Palestine: ‘Every girl has access to education’
Woman wearing mask looking sideways
Nihal Nassereddin was the first WFP food technologist in the Middle East and North Africa region. Photo: WFP

 

Read how Palestinian food technologist Nihal Nassereddin finds creative solutions to deliver key nutritional information to women and girls in Gaza and the West Bank

“We had a group of women who were pregnant or breastfeeding, and/or had children under 5, who lived in one of the most restricted areas of the West Bank,” she says. “To communicate with them, we developed a WhatsApp group and started to contact them daily, to talk about nutrition or food safety, and how to maintain hygiene when they cook.” Read more here

Bhutan: School meals just got better
Man stood next to WFP car
Udaya Sharma says his personal experiences in Bhutan helped him understand the challenges that rural people face. Photo: WFP/Gayjoong Bhutii

He grew up on WFP school meals in rural Bhutan. Now IT expert Udaya Sharma is helping to improve them through an award-winning programme calculating the most nutritious, affordable and locally sourced WFP meals for Bhutan’s 650 schools. “I can see how we bring real change to the lives of the people we are serving,” he says. Read more here

Madagascar: A magic touch with people
Woman and man sat at a table outside and talking
Volana interviews a farmer participating in training programme supported by WFP, in the village of Maromby, Brickaville district, eastern Madagascar. Photo: WFP/Faramalala Rakotondrasoa 

WFP Communications Officer Volana Rarivoson regards working to end hunger as “an amazing adventure.”  

“Most fulfilment comes when I’m interviewing a vulnerable person and reaching that point when I just know that I have ‘connected’ with them and they become more confident and talkative. It is not easy to talk to the beneficiaries, especially when you do not speak their local language. Getting them confident is a great achievement. The interview needs to be more like a conversation between friends than a beneficiary interview, and at this moment it becomes magic.” Read more here

Syria: The map man
Dimitris is part of WFP’s Syria operation that provides food to 5.5 million people each month
Dimitris is big on positive thinking.

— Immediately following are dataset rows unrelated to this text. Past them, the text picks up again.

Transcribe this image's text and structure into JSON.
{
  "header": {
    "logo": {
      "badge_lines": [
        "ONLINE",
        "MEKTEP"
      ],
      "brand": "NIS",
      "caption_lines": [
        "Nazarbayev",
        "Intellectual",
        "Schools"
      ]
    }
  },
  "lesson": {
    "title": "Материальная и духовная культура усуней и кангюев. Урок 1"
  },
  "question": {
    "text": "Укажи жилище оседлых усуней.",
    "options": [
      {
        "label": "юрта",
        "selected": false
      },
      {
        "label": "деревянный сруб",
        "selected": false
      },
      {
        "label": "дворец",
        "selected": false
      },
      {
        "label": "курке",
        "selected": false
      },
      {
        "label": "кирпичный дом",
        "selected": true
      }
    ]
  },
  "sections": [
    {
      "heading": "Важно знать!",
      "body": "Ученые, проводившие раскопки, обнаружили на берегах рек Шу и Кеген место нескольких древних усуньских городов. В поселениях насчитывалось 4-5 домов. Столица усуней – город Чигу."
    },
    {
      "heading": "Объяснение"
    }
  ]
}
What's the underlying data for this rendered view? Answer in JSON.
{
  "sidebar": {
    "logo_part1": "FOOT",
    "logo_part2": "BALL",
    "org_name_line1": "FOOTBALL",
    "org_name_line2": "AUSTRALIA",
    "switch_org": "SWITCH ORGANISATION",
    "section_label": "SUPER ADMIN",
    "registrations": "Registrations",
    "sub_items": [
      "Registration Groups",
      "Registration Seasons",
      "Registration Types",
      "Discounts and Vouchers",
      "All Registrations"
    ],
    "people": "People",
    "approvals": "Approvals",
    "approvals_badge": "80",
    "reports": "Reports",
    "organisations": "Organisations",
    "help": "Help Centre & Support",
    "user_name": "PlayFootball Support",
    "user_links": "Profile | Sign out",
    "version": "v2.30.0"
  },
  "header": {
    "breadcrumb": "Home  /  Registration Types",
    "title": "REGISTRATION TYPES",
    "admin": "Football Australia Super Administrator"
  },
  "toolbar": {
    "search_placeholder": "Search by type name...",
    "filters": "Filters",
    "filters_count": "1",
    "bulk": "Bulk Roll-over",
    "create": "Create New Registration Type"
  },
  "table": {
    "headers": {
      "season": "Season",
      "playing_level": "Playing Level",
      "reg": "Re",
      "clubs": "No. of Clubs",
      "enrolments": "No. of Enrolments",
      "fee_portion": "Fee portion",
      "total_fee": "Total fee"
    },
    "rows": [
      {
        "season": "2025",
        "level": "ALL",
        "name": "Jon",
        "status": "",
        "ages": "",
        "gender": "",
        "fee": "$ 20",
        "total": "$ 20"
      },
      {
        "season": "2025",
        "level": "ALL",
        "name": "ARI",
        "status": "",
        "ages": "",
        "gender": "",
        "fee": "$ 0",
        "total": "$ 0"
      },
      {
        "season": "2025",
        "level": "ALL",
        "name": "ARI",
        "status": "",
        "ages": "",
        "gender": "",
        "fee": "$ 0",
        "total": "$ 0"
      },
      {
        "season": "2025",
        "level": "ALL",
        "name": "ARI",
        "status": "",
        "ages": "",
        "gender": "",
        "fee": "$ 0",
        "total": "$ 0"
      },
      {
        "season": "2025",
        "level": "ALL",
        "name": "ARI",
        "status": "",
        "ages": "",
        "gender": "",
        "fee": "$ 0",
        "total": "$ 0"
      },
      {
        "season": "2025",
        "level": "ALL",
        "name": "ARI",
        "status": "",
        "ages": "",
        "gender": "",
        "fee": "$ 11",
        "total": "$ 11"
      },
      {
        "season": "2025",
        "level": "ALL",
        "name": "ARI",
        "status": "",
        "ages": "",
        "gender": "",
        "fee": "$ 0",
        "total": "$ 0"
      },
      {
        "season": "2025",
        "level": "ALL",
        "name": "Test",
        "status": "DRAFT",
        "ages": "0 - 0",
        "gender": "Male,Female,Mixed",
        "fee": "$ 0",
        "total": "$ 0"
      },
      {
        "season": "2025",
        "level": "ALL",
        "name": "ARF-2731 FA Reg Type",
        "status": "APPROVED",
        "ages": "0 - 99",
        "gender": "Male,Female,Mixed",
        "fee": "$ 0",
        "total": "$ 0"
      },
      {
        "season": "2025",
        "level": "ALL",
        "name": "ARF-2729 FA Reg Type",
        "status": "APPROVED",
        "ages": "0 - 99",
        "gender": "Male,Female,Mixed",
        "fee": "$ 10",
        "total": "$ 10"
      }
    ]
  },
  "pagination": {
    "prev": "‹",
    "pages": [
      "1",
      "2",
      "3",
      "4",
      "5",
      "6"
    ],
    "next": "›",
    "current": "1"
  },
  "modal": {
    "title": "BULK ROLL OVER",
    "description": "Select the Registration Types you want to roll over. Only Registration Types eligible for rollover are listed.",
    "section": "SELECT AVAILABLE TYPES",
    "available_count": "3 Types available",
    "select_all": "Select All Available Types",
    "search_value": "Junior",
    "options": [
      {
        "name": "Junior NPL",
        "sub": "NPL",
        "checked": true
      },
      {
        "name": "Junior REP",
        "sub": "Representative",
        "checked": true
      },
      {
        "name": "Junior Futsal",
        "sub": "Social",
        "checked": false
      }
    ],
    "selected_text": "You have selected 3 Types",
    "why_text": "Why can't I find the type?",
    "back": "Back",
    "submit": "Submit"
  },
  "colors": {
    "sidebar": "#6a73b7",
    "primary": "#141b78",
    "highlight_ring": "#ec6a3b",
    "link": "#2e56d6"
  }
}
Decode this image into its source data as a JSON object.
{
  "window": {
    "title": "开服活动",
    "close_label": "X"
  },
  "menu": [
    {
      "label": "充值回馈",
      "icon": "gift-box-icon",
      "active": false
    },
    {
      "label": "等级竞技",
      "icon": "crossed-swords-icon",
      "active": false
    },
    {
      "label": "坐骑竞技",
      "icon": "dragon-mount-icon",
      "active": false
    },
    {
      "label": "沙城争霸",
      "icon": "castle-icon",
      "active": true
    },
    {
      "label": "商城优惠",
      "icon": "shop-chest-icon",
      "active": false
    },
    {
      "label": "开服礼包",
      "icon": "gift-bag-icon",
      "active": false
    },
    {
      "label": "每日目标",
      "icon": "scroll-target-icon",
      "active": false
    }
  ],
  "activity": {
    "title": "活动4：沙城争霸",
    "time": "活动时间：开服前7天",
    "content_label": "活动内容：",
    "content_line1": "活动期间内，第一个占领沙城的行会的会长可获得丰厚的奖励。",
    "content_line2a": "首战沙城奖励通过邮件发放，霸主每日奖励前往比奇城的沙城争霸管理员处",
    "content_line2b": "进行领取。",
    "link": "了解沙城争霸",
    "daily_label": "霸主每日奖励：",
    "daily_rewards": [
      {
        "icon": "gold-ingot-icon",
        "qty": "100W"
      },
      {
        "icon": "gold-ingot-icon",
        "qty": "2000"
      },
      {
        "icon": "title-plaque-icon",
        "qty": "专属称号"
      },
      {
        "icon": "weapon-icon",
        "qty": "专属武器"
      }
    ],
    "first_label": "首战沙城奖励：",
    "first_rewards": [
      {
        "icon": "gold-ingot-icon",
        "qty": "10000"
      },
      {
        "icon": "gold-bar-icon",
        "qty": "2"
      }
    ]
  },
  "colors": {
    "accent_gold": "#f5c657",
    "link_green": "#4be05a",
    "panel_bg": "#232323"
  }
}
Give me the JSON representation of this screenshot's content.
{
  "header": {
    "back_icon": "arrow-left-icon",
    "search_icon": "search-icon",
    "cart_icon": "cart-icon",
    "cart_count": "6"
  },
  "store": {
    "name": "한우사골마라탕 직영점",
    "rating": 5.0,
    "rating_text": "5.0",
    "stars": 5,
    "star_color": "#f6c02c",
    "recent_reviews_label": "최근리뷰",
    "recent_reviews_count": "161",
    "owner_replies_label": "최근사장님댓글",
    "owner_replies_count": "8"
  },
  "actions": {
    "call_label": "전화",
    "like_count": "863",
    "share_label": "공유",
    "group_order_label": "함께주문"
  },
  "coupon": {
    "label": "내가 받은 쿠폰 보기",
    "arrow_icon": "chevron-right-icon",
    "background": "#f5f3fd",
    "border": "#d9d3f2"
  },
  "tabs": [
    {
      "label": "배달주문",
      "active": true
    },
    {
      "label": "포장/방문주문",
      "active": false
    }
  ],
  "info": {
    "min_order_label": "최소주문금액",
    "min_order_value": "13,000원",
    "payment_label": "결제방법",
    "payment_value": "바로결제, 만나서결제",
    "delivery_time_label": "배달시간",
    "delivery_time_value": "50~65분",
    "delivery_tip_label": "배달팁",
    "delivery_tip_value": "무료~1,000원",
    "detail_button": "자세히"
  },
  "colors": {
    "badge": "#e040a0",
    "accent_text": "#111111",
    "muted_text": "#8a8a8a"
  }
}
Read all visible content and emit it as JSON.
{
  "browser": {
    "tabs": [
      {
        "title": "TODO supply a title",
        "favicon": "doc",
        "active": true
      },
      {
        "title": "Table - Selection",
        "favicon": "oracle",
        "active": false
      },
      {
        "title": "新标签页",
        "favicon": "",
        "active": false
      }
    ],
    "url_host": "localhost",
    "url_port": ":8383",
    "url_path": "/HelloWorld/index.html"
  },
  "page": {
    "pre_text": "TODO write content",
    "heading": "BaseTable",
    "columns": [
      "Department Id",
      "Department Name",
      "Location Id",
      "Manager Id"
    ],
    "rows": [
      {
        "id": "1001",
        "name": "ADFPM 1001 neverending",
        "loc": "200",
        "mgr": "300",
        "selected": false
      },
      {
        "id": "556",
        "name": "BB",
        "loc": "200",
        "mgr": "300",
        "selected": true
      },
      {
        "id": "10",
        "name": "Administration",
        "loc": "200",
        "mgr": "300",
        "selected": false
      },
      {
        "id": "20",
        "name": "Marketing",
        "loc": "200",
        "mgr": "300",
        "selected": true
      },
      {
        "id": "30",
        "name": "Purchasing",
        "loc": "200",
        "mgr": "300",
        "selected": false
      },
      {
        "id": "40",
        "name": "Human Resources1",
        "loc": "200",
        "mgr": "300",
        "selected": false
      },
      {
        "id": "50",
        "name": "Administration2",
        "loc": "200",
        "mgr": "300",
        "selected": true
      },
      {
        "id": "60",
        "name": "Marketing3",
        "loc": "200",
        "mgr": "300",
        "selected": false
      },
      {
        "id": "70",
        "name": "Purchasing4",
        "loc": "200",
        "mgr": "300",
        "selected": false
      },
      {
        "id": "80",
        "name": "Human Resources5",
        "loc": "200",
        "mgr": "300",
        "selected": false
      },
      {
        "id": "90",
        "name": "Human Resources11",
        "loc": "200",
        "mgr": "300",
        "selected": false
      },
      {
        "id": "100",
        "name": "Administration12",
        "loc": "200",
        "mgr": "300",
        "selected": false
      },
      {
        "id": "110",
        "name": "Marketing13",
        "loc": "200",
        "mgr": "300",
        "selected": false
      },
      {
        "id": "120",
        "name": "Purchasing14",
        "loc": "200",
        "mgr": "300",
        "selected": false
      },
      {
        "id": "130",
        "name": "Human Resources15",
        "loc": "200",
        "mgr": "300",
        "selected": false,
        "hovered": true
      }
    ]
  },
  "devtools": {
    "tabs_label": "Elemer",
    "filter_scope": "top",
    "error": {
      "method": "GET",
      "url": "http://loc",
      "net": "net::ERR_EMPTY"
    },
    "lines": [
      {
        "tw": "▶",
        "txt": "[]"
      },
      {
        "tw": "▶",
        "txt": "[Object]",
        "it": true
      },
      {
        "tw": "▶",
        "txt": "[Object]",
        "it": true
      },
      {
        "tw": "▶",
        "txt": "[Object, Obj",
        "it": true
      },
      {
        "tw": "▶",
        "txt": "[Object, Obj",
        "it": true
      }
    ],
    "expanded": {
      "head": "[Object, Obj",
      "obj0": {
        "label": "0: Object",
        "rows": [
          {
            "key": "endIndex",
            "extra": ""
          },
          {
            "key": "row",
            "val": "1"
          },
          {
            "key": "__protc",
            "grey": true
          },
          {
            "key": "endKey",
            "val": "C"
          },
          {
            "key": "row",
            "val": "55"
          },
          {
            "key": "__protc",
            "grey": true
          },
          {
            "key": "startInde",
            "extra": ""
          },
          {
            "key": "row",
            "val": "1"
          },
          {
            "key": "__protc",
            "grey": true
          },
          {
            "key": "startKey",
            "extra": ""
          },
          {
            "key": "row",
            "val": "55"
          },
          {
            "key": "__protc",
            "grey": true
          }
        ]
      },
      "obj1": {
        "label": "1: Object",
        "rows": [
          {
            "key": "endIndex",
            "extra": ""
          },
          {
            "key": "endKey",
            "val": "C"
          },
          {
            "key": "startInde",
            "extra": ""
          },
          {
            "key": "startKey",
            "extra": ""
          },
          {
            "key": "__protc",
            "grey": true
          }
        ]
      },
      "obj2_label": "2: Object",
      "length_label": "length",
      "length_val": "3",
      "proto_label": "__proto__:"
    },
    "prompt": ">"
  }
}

Photo: WFP/Hussam Al Saleh

Dimitris Karakostis established WFP’s geospatial team in Syria, which uses map technologies to monitor wildfires, river water levels and also helps staff access vital information about vulnerable communities hundreds of kilometres away. As a humanitarian, he says, “I found a purpose and meaning in working towards a better world.”

He adds: “I have a huge list of phrases that I like to use and to repeat at different moments of my life. But there are two that I use quite a lot. One is quite simple: 'Think positive'. I think it’s a trigger in my head to change my mindset.”  Read more here

South Sudan: ‘I’m happy every day’
Ume Kulsoom at the wheel of a truck in South Sudan
Ume, pictured in Juba, oversees food inspections across South Sudan. Photo: WFP/Johnson Abraham 

From Pakistan to South Sudan, Ume Kalsoom thrives on challenge. 
Across hunger-hit South Sudan, the Pakistani native makes sure WFP food meets the mark on food safety and quality. WFP “gets the best out of you,” Ume says, adding, “everything starts as a challenge and ends as an achievement.”

Ethiopia: ‘My mother and other strong women’ 
Woman staffer with David Beasley
Betty accompanies WFP Executive Director David Beasley as he visits Ethiopia in 2019. Photo: WFP

In her Ethiopian homeland, and in Rome, WFP engineer Betelhem Endalkachew's worked on wide-ranging projects that improve the organization's security and operations. Her secret to success?  Strong women like her mother, whom “I take inspiration from.” 

“I went to university in the Tigray region of Ethiopia,“ she says. “There is a severe crisis there after months of conflict. It’s horrible to see what is happening. At the same time, I am proud of WFP tirelessly working to provide support to the community there.” Read more here

Read more profiles from the 'WFP, my work and me' series

Now is the
time to act

WFP relies entirely on voluntary contributions, so every donation counts.
Donate Today